* [YOUR TASK] Check each line of the records below for the string "date", then state how many lines contain it, with no other output.

* [EXERCISE MATERIAL]
== Segment start ==
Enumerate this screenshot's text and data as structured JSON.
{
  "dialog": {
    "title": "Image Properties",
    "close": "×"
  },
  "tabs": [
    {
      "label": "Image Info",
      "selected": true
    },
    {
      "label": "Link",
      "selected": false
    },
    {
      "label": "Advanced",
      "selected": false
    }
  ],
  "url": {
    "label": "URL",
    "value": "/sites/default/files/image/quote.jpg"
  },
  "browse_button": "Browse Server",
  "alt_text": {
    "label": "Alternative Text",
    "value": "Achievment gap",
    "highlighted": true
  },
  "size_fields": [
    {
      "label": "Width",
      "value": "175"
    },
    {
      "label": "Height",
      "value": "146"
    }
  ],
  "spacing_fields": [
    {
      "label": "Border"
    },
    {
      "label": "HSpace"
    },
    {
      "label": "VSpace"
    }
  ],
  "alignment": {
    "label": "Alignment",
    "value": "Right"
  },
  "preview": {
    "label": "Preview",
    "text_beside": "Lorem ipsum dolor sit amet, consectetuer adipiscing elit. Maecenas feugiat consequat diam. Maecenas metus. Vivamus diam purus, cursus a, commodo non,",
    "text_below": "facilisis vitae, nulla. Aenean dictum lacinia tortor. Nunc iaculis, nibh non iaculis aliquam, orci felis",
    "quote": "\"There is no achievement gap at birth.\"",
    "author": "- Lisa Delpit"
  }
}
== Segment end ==
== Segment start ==
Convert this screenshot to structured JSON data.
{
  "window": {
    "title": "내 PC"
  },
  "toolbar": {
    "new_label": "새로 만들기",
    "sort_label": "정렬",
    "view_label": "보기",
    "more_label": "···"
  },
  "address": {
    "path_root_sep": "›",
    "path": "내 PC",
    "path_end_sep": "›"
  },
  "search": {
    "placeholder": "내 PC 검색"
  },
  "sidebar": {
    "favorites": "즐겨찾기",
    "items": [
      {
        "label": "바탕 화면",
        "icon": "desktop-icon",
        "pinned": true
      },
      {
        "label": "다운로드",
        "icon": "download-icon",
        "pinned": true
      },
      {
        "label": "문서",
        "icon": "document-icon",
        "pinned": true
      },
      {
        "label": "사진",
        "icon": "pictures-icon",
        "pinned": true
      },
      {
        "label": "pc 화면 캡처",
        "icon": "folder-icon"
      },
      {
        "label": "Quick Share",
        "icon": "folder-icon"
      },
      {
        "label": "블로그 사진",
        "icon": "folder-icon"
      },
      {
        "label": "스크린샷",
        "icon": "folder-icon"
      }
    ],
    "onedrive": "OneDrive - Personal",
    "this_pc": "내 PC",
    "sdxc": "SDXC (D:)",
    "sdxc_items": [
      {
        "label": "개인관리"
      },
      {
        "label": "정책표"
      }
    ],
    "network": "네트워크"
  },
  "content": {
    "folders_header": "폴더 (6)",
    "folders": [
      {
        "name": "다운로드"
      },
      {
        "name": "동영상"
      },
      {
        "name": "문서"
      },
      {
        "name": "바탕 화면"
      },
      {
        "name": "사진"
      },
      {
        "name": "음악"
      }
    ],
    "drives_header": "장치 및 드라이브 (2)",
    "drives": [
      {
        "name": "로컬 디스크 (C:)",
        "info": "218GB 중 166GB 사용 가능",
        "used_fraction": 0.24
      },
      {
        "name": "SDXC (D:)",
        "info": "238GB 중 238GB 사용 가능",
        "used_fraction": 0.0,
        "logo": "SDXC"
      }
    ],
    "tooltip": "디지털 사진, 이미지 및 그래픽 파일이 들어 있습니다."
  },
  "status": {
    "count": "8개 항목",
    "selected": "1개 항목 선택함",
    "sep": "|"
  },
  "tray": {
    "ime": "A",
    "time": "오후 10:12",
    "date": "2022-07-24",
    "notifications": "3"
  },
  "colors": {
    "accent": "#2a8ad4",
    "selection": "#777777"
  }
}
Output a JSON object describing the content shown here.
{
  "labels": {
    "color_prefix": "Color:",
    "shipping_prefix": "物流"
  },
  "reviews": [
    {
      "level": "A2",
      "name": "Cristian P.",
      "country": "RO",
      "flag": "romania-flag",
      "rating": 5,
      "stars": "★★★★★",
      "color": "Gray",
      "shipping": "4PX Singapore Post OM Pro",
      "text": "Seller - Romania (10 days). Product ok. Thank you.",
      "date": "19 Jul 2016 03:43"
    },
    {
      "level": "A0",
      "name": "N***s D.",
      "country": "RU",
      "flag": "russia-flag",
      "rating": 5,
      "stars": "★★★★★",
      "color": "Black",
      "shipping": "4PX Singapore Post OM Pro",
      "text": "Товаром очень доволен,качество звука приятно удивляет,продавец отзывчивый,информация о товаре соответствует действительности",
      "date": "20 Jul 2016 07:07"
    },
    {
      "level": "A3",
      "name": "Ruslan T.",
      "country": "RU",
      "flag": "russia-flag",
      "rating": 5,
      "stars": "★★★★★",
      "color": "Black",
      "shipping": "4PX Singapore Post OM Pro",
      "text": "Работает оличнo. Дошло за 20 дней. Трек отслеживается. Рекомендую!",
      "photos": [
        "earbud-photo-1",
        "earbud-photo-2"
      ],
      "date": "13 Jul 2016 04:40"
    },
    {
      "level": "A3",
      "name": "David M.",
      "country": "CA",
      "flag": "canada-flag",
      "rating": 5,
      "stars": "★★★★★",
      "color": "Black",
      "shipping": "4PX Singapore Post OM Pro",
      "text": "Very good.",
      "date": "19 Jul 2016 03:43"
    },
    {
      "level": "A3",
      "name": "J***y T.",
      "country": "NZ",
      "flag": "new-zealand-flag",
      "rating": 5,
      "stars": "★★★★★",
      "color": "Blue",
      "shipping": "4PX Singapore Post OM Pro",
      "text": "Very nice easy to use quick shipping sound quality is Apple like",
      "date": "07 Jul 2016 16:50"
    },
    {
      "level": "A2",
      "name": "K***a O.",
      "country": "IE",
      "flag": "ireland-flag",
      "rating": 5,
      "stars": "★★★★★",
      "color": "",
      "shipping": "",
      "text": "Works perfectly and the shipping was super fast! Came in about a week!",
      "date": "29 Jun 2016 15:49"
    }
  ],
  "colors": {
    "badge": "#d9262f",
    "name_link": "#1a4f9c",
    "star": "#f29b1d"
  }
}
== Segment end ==
* [RESULT FOR THIS TASK] 7